I have raised mail-order chicks more times than I can count, and I approached the job like a cook with a familiar recipe. I skimmed the direction, but I didn't worry too much, especially since it was May and the weather had warmed up. But raising those Cornish Cross birds was a very different chicken rearing experience. They simply have no "off switch" on their appetites. They would eat until they passed out with their heads in the food dish. Here is a picture of the difference in size after only a few weeks. We had some that had leg problems at only ten days. I had to ration the feed more closely and give them extra B vitamins.
Our friends had wanted some banties, and I had worried about the big meat birds picking on the little banties. I turned out to have the opposite problem. The meat birds were so sparsely feathered and moved so seldom that the smaller more active chickens started picking on the meat birds' bare patches. When we moved them out to the barn, the laying breeds readily took to running up and down the ramp to the outside pen, but only a few of the meat hens could make it. My account of their behavior at that time read like this:
I've had quite a time trying to keep their breasts from being soiled by laying in dirty straw. When I put this bird down to take a photo next to a normal sized hen, it pooped a copious pile, then immediately lay down in its own poop, as if it couldn't fathom the idea of making a choice where to lay down.
This is what they looked like at 8 weeks. We didn't time the project very well, as they should have been slaughtered then, but we don't like to slaughter in the heat of summer. When we did slaughter in September, they were huge, and I wasn't sure if they would fit in the freezer, so we only did the roosters. We had 5 roosters to kill, but they were so delicate that one died the night before, apparently from the stress of being caught and carried. So we killed 4 roosters, and I thought it was great because the hens started laying eggs the next day, well before our laying birds the same age had begun to produce.

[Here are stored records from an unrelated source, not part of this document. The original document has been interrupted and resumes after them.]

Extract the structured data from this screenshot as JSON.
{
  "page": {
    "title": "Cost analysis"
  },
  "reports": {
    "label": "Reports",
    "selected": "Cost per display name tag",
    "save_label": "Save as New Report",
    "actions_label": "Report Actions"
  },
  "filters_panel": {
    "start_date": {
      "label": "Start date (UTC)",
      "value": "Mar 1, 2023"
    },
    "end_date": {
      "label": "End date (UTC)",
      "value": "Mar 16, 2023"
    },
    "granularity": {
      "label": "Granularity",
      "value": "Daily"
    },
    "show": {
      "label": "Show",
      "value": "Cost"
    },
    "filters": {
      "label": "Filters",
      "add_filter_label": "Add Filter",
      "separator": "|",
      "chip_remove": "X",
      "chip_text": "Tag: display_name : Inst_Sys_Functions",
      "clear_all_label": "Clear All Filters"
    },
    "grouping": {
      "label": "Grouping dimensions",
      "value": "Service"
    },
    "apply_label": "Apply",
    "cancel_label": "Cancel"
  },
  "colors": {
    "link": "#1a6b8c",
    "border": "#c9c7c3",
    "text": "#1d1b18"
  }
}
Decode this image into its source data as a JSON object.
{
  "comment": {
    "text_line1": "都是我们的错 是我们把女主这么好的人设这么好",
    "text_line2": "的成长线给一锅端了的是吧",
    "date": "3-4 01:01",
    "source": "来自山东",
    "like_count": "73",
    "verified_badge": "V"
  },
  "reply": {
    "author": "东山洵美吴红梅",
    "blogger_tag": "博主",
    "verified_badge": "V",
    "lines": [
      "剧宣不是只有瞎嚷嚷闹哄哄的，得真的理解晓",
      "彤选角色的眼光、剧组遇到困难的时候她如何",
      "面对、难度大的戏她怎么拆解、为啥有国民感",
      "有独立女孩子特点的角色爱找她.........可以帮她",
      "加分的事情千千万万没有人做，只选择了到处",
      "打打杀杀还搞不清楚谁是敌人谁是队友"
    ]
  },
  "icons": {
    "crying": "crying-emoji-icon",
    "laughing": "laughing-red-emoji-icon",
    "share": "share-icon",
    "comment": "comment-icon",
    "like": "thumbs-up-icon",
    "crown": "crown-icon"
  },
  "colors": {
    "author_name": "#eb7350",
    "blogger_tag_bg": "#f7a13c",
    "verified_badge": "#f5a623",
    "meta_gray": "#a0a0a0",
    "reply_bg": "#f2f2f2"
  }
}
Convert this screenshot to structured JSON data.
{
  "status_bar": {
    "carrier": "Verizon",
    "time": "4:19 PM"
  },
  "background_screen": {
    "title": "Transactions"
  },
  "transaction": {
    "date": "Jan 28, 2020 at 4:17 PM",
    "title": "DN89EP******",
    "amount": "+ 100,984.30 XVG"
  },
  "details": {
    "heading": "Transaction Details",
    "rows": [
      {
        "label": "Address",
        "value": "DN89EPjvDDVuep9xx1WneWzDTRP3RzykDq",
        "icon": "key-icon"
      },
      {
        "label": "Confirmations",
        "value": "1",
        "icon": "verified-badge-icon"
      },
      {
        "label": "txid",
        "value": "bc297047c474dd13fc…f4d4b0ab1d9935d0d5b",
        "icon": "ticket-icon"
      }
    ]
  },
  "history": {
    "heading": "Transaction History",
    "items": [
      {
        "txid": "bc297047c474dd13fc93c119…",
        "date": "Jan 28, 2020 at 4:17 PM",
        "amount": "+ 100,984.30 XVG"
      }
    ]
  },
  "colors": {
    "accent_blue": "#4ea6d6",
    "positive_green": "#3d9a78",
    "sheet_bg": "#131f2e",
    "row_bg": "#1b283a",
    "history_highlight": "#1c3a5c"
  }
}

Cornish Cross are not a laying breed, though, and my plan to keep some meat "on the hoof" instead of in the freezer was a bust. Very soon those hens were laying very large eggs and two got "egg-bound" and died. One more died of no apparent reason, it didn't even get sick, just died one night. The last hen is still in the barn, not very mobile, but surviving along with the layers.
I would characterize the whole project as a flop, except for one thing. The meat was amazing. I saved the smallest rooster to roast whole, all 13 pounds of it, and it was our Thanksgiving dinner. The meat was tender and nearly without fat. I packaged the rest of them as legs, skinless split breasts, soup bones, and stock. With three of us home now, one split breast, about a pound and a half of meat, makes a meal with leftovers. I was wondering if we could raise meat that wasn't as tough as an old tire. What we got was some of the best chicken I've ever eaten, meat that makes those supermarket birds look third rate.
Would I raise these birds again? Probably not. With the price of corn going so high, it makes more sense for a backyard bird to grow a little slower and be less dependent on the feed store. If I was growing grain for market, and had lots of corn to spare, I would raise Cornish Cross chickens again, but start them later in the year so that they would be slaughtered in October. And I would--duh!--read the instructions and follow them to a T.
Do I think that breeding these birds is intrinsically wrong? No worse than the over bred specimens in the dog world.